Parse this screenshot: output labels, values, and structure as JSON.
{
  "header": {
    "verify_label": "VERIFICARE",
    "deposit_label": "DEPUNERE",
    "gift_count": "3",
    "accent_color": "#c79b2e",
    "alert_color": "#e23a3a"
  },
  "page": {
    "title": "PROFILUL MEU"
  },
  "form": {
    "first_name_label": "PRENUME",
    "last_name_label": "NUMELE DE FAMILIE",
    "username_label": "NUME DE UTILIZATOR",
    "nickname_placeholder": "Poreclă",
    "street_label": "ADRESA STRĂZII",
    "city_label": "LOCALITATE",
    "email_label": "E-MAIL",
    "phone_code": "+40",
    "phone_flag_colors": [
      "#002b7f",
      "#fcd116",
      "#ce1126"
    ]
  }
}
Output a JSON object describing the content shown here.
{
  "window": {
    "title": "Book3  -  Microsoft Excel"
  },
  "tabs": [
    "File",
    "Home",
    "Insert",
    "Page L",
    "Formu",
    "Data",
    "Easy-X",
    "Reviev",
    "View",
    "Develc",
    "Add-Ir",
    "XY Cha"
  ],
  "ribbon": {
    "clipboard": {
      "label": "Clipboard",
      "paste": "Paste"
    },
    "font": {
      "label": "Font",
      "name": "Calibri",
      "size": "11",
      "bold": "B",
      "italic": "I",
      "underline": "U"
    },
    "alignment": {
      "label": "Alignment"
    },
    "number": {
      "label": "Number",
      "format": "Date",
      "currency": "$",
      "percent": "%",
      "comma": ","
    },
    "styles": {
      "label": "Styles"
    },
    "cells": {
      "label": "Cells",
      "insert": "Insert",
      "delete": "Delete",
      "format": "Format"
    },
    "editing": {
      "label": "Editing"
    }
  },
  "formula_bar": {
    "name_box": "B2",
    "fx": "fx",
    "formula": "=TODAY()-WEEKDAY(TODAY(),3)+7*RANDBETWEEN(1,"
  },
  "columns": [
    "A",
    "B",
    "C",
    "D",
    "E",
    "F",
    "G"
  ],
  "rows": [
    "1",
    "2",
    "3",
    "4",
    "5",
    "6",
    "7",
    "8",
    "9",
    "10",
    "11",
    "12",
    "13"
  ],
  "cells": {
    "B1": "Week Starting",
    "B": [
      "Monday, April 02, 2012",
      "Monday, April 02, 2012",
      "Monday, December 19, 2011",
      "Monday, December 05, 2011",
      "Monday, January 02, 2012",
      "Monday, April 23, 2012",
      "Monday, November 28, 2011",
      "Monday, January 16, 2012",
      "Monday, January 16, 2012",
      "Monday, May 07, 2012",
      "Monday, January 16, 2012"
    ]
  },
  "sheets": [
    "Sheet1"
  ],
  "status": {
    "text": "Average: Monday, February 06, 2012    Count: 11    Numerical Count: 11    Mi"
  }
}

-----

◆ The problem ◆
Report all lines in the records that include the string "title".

◆ Exercise answer ◆
    "title": "PROFILUL MEU"
    "title": "Book3  -  Microsoft Excel"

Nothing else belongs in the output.